Comment:  Absolutely anywhere in America can become a soccer hotbed, even the laid-back, sunsplashed, tony beach town of Santa Barbara, CA. 

Consider that when Harder Stadium played host to the most significant soccer match in its history, just 9,127 showed up to see the U.S. National Team–16 months ahead of the 1994 World Cup it would host–hold Romania to a 1-1 draw.

This match’s significance was along the lines of, perhaps, a game in the French fourth division.  In winning, the Gauchos clinched the No. 3 seed in the Big West Conference playoffs and avenged a loss at Cal Poly earlier in the season.  Hardly anyone in U.S. collegiate soccer noticed.   But those among the 13,822 who hadn’t made the trip down the coast from San Luis Obispo went home happy and will be back again.

Somehow, Santa Barbara has become a soccer hotbed, at least on the collegiate level.  Last year, Harder Stadium was site of six of the season’s 10 best-attended men’s matches.  An early-season game against UCLA drew a throng of 15,896; followed by Duke at 11,242.  UCSB hosted the 2010 NCAA Division I men’s final between Akron and Louisville, and that attracted 9,672.  In all, the Gauchos, in 12 home games, led NCAA soccer in total attendance, 70,471, and average turnstile count, 5,873.   By comparison, the late, unlamented Miami Fusion could muster only an additional 1,500 per home game before it was booted out of Major League Soccer.

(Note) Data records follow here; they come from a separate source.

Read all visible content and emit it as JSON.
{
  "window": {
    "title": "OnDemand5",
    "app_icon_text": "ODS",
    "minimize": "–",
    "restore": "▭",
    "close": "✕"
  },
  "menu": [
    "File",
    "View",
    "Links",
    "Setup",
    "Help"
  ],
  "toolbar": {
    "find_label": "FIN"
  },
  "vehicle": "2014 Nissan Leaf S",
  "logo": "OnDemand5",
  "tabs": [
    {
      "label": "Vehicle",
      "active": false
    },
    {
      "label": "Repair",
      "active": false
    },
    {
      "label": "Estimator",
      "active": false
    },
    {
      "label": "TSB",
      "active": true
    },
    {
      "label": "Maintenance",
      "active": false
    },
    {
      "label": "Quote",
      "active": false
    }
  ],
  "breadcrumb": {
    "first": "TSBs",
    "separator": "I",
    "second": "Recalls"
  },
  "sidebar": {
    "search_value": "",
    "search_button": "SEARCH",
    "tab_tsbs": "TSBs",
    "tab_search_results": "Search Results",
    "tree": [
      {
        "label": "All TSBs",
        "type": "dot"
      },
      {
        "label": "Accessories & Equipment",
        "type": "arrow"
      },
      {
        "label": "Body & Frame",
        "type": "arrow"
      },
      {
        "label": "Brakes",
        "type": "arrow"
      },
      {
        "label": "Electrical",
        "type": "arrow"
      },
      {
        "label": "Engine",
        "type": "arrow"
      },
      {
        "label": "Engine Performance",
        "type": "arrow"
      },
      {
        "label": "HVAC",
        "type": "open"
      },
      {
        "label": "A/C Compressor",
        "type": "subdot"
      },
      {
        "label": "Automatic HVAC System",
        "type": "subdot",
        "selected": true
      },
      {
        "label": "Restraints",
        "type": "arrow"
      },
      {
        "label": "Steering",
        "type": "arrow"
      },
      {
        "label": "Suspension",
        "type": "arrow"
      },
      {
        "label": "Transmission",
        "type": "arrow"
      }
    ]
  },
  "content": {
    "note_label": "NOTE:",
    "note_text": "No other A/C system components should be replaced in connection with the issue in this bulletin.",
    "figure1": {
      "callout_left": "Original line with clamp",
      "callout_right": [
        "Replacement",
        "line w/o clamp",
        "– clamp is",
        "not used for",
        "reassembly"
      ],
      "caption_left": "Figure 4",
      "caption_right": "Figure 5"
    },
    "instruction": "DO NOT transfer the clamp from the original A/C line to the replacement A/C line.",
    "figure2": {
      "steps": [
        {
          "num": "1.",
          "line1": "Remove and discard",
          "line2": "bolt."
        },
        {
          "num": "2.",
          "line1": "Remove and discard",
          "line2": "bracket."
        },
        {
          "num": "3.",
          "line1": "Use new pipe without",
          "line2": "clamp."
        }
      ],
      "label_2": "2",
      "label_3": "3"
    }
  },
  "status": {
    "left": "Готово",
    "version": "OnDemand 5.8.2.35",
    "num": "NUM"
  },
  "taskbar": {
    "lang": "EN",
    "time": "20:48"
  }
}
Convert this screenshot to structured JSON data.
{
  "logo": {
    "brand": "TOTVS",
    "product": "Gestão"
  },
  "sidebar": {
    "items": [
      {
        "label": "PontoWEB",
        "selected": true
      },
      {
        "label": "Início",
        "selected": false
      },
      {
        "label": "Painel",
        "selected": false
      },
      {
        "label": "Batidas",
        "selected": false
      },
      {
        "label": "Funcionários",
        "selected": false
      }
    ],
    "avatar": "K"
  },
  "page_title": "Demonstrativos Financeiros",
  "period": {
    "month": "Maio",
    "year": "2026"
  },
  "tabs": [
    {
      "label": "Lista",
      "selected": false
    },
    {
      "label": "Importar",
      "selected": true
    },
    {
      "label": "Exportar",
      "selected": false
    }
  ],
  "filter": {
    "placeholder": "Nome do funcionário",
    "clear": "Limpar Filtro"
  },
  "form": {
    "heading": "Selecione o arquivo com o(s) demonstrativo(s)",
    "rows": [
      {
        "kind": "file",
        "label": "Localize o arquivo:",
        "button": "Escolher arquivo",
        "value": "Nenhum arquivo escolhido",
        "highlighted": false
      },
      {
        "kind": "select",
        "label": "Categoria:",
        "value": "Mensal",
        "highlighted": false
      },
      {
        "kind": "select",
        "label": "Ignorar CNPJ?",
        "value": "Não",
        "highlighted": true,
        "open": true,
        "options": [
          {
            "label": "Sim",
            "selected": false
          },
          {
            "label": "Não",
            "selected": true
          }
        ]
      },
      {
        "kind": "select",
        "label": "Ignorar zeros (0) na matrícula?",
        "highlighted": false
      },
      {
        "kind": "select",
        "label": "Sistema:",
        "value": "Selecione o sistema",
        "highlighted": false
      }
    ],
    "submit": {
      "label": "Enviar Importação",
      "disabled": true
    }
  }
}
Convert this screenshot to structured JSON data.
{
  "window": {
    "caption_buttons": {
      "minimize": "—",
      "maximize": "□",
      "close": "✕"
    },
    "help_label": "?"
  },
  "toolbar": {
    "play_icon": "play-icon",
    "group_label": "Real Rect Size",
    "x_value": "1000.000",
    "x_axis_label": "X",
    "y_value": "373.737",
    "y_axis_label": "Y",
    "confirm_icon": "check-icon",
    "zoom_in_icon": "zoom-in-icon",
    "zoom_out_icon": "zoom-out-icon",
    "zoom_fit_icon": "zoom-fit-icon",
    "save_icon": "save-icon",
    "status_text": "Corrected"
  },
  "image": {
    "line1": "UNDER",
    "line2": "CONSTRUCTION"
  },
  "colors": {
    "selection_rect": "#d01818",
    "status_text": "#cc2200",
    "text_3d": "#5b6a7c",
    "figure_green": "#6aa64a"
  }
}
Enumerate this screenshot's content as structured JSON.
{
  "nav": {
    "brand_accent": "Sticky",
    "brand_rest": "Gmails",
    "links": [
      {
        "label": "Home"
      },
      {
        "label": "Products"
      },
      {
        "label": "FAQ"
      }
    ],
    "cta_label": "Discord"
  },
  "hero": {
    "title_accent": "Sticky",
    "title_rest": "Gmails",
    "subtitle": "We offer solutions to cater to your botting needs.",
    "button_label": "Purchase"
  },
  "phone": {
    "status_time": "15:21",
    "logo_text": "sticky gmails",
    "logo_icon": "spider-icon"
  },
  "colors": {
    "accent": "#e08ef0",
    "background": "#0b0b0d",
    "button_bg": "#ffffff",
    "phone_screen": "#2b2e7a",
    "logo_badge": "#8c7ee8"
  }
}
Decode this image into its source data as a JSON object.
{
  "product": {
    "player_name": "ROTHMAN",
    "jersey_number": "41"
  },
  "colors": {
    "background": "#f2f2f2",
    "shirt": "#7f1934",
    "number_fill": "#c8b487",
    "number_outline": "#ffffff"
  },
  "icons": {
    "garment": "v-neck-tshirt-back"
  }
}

There are other collegiate soccer hotbeds, like reigning champion Akron, and long-time powers Maryland, UConn, Virginia and Indiana.   Like those schools, UCSB men’s soccer is a winner and represents a school far from any bright lights, but it has the additional advantage of not having to compete for attention with a gridiron football team.  Regardless, most NCAA Division I men’s teams are lucky to break four figures on a regular basis, and nearly every NASL and USL club would kill for the Gauchos’ box office numbers.

Gaucho coach Tim Vom Steeg must be left marvelling at it all.  When he was a younger man, standout defender Vom Steeg was a member of the now-forgotten Real Santa Barbara (1989 and 1990), then of the Western Soccer League and American Professional Soccer League.   It was the highest level of soccer in the U.S. at the time.  Playing a few miles down the coast at La Playa Stadium on the campus of Santa Barbara City College, Real Santa Barbara faced the likes of Marcelo Balboa, Eric Wynalda, Robin Fraser, Martin Vasquez and Dominic Kinnear.  Announced attendance was always in the neighborhood of 830, but reality said that there were no more than a hundred souls in the stands, and most of them could be caught gazing beyond the field, past the gently swaying palm trees and marina to the blue Pacific.  The prospect of any Real Santa Barbara game being televised nationally–like the UCSB-Cal Poly match–would have been both laughable and embarrassing.

Obviously, things have changed in Santa Barbara.  But there is the suspicion that the biggest change involves the rise of a generation of soccer-savvy young people who are willing to rally around the right team at the right time and who realize that those good times they see beamed from major European stadiums can be replicated here in the U.S.